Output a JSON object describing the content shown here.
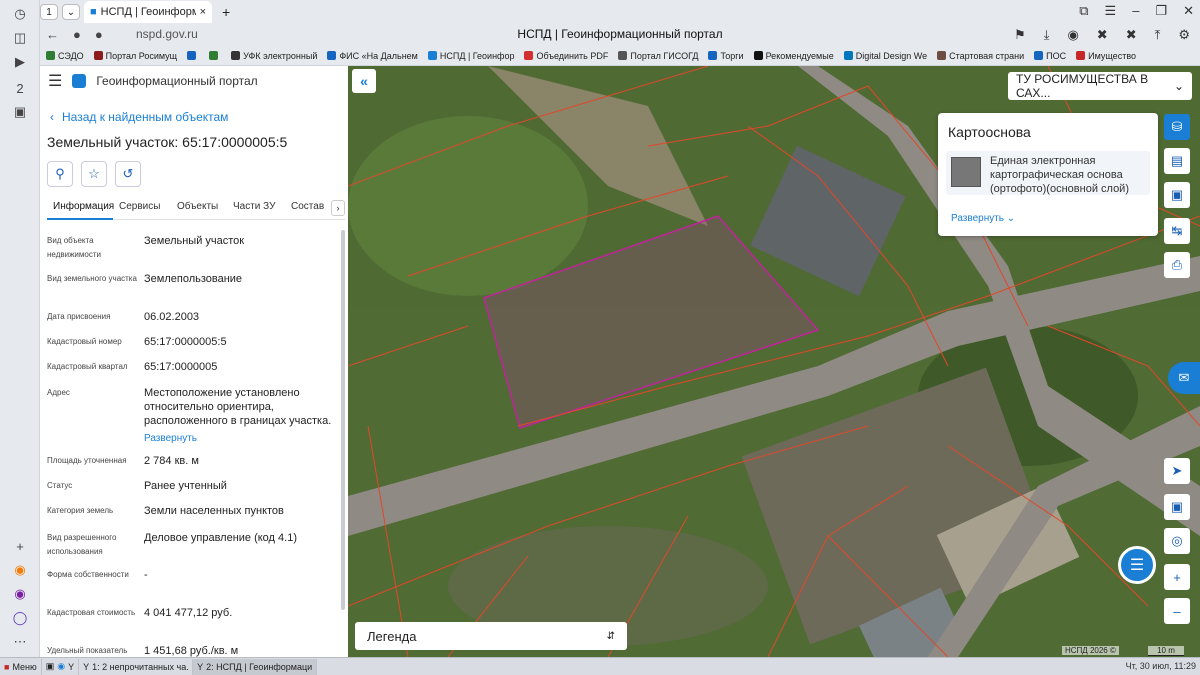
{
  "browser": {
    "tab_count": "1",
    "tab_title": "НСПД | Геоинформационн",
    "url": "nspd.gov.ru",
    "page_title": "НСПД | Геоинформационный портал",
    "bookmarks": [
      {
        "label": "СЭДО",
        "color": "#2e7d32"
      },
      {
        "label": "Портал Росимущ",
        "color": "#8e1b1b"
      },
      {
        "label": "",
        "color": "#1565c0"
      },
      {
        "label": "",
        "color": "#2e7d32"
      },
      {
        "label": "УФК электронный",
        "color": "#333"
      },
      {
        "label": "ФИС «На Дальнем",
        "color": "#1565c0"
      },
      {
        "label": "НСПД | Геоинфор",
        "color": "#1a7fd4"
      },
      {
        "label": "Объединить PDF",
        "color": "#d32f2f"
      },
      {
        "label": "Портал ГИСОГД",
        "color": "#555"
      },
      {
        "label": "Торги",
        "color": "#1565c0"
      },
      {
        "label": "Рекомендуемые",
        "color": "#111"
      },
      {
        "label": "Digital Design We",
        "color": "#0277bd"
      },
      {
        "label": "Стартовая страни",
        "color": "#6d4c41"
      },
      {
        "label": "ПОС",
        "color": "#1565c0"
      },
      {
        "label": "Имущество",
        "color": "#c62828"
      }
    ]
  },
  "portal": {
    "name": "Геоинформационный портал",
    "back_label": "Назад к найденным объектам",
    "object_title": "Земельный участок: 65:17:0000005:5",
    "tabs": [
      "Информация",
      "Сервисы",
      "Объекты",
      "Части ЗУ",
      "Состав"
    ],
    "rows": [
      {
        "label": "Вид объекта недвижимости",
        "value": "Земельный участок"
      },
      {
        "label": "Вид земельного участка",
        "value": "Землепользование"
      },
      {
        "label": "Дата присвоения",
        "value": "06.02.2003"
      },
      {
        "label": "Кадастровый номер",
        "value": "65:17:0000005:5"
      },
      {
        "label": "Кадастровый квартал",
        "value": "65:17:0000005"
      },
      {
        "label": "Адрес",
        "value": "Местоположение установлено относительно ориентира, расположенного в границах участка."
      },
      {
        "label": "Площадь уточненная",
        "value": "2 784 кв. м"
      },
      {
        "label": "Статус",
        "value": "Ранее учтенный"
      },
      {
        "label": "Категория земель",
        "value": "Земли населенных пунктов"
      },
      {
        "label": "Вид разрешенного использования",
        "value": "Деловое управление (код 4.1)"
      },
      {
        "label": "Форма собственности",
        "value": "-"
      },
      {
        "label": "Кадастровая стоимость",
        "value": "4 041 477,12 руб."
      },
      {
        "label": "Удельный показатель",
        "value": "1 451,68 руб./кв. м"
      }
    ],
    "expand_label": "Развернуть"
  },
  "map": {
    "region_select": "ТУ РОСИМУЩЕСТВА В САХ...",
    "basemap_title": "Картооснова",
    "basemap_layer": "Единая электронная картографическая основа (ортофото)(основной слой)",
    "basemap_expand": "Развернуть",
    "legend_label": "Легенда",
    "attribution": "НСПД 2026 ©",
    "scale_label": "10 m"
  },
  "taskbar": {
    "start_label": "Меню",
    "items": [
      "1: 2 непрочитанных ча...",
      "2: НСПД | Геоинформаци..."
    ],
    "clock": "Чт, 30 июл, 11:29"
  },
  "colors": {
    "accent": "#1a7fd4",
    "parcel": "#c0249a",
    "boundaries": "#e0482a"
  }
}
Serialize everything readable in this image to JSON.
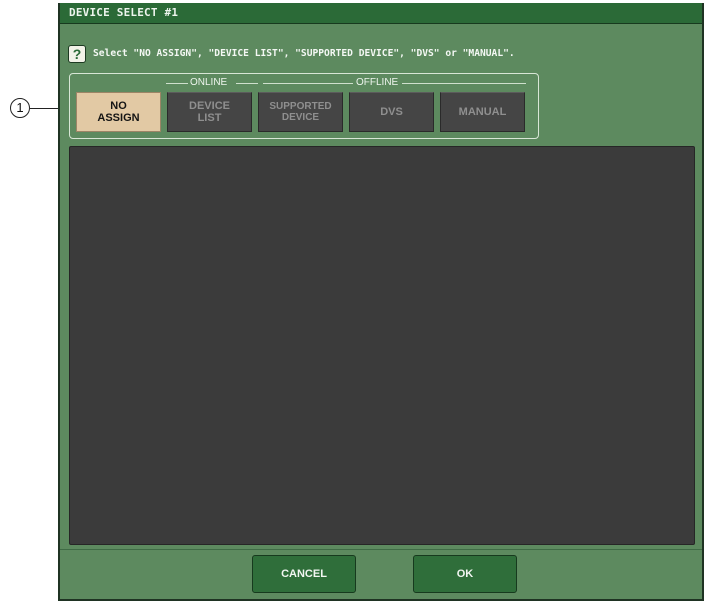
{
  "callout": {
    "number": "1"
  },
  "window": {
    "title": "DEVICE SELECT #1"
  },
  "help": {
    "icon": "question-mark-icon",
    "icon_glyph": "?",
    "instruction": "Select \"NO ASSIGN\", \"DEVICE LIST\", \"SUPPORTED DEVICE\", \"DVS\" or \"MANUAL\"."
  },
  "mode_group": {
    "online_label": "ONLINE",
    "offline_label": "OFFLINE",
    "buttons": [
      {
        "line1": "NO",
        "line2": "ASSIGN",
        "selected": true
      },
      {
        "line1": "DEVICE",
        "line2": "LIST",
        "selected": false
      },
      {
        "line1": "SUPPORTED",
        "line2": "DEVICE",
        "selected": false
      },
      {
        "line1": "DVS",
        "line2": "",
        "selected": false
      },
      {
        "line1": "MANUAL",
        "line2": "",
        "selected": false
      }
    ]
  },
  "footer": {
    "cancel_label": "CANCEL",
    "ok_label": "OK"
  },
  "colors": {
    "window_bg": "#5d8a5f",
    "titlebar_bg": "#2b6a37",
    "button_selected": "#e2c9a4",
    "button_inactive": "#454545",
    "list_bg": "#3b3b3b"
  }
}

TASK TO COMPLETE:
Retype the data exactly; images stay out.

ANSWER BOX:
Output a JSON object describing the content shown here.
{
  "browser": {
    "tab_count": "1",
    "tab_title": "НСПД | Геоинформационн",
    "url": "nspd.gov.ru",
    "page_title": "НСПД | Геоинформационный портал",
    "bookmarks": [
      {
        "label": "СЭДО",
        "color": "#2e7d32"
      },
      {
        "label": "Портал Росимущ",
        "color": "#8e1b1b"
      },
      {
        "label": "",
        "color": "#1565c0"
      },
      {
        "label": "",
        "color": "#2e7d32"
      },
      {
        "label": "УФК электронный",
        "color": "#333"
      },
      {
        "label": "ФИС «На Дальнем",
        "color": "#1565c0"
      },
      {
        "label": "НСПД | Геоинфор",
        "color": "#1a7fd4"
      },
      {
        "label": "Объединить PDF",
        "color": "#d32f2f"
      },
      {
        "label": "Портал ГИСОГД",
        "color": "#555"
      },
      {
        "label": "Торги",
        "color": "#1565c0"
      },
      {
        "label": "Рекомендуемые",
        "color": "#111"
      },
      {
        "label": "Digital Design We",
        "color": "#0277bd"
      },
      {
        "label": "Стартовая страни",
        "color": "#6d4c41"
      },
      {
        "label": "ПОС",
        "color": "#1565c0"
      },
      {
        "label": "Имущество",
        "color": "#c62828"
      }
    ]
  },
  "portal": {
    "name": "Геоинформационный портал",
    "back_label": "Назад к найденным объектам",
    "object_title": "Земельный участок: 65:17:0000005:5",
    "tabs": [
      "Информация",
      "Сервисы",
      "Объекты",
      "Части ЗУ",
      "Состав"
    ],
    "rows": [
      {
        "label": "Вид объекта недвижимости",
        "value": "Земельный участок"
      },
      {
        "label": "Вид земельного участка",
        "value": "Землепользование"
      },
      {
        "label": "Дата присвоения",
        "value": "06.02.2003"
      },
      {
        "label": "Кадастровый номер",
        "value": "65:17:0000005:5"
      },
      {
        "label": "Кадастровый квартал",
        "value": "65:17:0000005"
      },
      {
        "label": "Адрес",
        "value": "Местоположение установлено относительно ориентира, расположенного в границах участка."
      },
      {
        "label": "Площадь уточненная",
        "value": "2 784 кв. м"
      },
      {
        "label": "Статус",
        "value": "Ранее учтенный"
      },
      {
        "label": "Категория земель",
        "value": "Земли населенных пунктов"
      },
      {
        "label": "Вид разрешенного использования",
        "value": "Деловое управление (код 4.1)"
      },
      {
        "label": "Форма собственности",
        "value": "-"
      },
      {
        "label": "Кадастровая стоимость",
        "value": "4 041 477,12 руб."
      },
      {
        "label": "Удельный показатель",
        "value": "1 451,68 руб./кв. м"
      }
    ],
    "expand_label": "Развернуть"
  },
  "map": {
    "region_select": "ТУ РОСИМУЩЕСТВА В САХ...",
    "basemap_title": "Картооснова",
    "basemap_layer": "Единая электронная картографическая основа (ортофото)(основной слой)",
    "basemap_expand": "Развернуть",
    "legend_label": "Легенда",
    "attribution": "НСПД 2026 ©",
    "scale_label": "10 m"
  },
  "taskbar": {
    "start_label": "Меню",
    "items": [
      "1: 2 непрочитанных ча...",
      "2: НСПД | Геоинформаци..."
    ],
    "clock": "Чт, 30 июл, 11:29"
  },
  "colors": {
    "accent": "#1a7fd4",
    "parcel": "#c0249a",
    "boundaries": "#e0482a"
  }
}
Serialize everything readable in this image to JSON.
{
  "callout": {
    "number": "1"
  },
  "window": {
    "title": "DEVICE SELECT #1"
  },
  "help": {
    "icon": "question-mark-icon",
    "icon_glyph": "?",
    "instruction": "Select \"NO ASSIGN\", \"DEVICE LIST\", \"SUPPORTED DEVICE\", \"DVS\" or \"MANUAL\"."
  },
  "mode_group": {
    "online_label": "ONLINE",
    "offline_label": "OFFLINE",
    "buttons": [
      {
        "line1": "NO",
        "line2": "ASSIGN",
        "selected": true
      },
      {
        "line1": "DEVICE",
        "line2": "LIST",
        "selected": false
      },
      {
        "line1": "SUPPORTED",
        "line2": "DEVICE",
        "selected": false
      },
      {
        "line1": "DVS",
        "line2": "",
        "selected": false
      },
      {
        "line1": "MANUAL",
        "line2": "",
        "selected": false
      }
    ]
  },
  "footer": {
    "cancel_label": "CANCEL",
    "ok_label": "OK"
  },
  "colors": {
    "window_bg": "#5d8a5f",
    "titlebar_bg": "#2b6a37",
    "button_selected": "#e2c9a4",
    "button_inactive": "#454545",
    "list_bg": "#3b3b3b"
  }
}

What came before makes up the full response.